What is being asked: Reproduce the entries so that every line matches the original exactly.

Dataset excerpts:
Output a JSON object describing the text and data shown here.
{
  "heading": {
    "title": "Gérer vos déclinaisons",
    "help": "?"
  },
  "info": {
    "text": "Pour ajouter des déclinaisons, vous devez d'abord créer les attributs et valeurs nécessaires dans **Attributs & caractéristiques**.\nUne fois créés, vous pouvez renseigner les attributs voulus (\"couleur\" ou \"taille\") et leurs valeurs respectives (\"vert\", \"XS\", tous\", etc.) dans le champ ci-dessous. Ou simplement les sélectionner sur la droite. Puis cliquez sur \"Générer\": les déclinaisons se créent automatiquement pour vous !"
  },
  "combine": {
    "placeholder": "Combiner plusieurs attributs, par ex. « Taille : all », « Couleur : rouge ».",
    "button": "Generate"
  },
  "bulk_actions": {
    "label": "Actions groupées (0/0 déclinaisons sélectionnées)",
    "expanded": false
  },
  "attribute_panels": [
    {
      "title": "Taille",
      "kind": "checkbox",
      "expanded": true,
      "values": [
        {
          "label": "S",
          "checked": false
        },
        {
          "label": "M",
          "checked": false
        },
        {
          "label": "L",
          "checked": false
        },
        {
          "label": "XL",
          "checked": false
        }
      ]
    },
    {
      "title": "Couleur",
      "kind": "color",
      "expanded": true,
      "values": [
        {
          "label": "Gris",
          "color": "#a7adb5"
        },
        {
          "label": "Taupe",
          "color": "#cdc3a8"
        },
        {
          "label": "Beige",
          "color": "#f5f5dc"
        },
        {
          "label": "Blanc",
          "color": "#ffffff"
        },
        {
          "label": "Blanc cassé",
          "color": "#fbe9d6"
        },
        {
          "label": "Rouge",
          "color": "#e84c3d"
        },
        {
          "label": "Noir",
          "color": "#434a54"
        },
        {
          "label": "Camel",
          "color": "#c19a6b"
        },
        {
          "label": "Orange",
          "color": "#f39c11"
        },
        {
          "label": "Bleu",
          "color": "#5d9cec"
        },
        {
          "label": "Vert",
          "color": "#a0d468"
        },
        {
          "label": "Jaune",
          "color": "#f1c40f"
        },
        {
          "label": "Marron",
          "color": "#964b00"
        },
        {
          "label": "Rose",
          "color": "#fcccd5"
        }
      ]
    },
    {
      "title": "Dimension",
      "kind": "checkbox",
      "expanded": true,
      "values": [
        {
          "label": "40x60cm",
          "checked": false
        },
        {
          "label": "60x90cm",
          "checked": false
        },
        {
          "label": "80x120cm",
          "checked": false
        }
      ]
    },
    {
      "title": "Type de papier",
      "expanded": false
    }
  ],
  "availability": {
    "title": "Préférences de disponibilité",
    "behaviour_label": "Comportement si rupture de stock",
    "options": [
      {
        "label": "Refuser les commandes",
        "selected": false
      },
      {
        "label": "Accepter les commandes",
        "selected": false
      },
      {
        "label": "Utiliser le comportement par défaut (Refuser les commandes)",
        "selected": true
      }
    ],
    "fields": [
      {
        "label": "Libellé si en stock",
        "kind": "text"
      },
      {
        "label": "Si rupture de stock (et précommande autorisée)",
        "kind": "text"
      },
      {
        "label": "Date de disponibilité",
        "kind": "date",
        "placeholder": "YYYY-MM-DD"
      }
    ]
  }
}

Written answer:
Output a JSON object describing the text and data shown here.
{
  "heading": {
    "title": "Gérer vos déclinaisons",
    "help": "?"
  },
  "info": {
    "text": "Pour ajouter des déclinaisons, vous devez d'abord créer les attributs et valeurs nécessaires dans **Attributs & caractéristiques**.\nUne fois créés, vous pouvez renseigner les attributs voulus (\"couleur\" ou \"taille\") et leurs valeurs respectives (\"vert\", \"XS\", tous\", etc.) dans le champ ci-dessous. Ou simplement les sélectionner sur la droite. Puis cliquez sur \"Générer\": les déclinaisons se créent automatiquement pour vous !"
  },
  "combine": {
    "placeholder": "Combiner plusieurs attributs, par ex. « Taille : all », « Couleur : rouge ».",
    "button": "Generate"
  },
  "bulk_actions": {
    "label": "Actions groupées (0/0 déclinaisons sélectionnées)",
    "expanded": false
  },
  "attribute_panels": [
    {
      "title": "Taille",
      "kind": "checkbox",
      "expanded": true,
      "values": [
        {
          "label": "S",
          "checked": false
        },
        {
          "label": "M",
          "checked": false
        },
        {
          "label": "L",
          "checked": false
        },
        {
          "label": "XL",
          "checked": false
        }
      ]
    },
    {
      "title": "Couleur",
      "kind": "color",
      "expanded": true,
      "values": [
        {
          "label": "Gris",
          "color": "#a7adb5"
        },
        {
          "label": "Taupe",
          "color": "#cdc3a8"
        },
        {
          "label": "Beige",
          "color": "#f5f5dc"
        },
        {
          "label": "Blanc",
          "color": "#ffffff"
        },
        {
          "label": "Blanc cassé",
          "color": "#fbe9d6"
        },
        {
          "label": "Rouge",
          "color": "#e84c3d"
        },
        {
          "label": "Noir",
          "color": "#434a54"
        },
        {
          "label": "Camel",
          "color": "#c19a6b"
        },
        {
          "label": "Orange",
          "color": "#f39c11"
        },
        {
          "label": "Bleu",
          "color": "#5d9cec"
        },
        {
          "label": "Vert",
          "color": "#a0d468"
        },
        {
          "label": "Jaune",
          "color": "#f1c40f"
        },
        {
          "label": "Marron",
          "color": "#964b00"
        },
        {
          "label": "Rose",
          "color": "#fcccd5"
        }
      ]
    },
    {
      "title": "Dimension",
      "kind": "checkbox",
      "expanded": true,
      "values": [
        {
          "label": "40x60cm",
          "checked": false
        },
        {
          "label": "60x90cm",
          "checked": false
        },
        {
          "label": "80x120cm",
          "checked": false
        }
      ]
    },
    {
      "title": "Type de papier",
      "expanded": false
    }
  ],
  "availability": {
    "title": "Préférences de disponibilité",
    "behaviour_label": "Comportement si rupture de stock",
    "options": [
      {
        "label": "Refuser les commandes",
        "selected": false
      },
      {
        "label": "Accepter les commandes",
        "selected": false
      },
      {
        "label": "Utiliser le comportement par défaut (Refuser les commandes)",
        "selected": true
      }
    ],
    "fields": [
      {
        "label": "Libellé si en stock",
        "kind": "text"
      },
      {
        "label": "Si rupture de stock (et précommande autorisée)",
        "kind": "text"
      },
      {
        "label": "Date de disponibilité",
        "kind": "date",
        "placeholder": "YYYY-MM-DD"
      }
    ]
  }
}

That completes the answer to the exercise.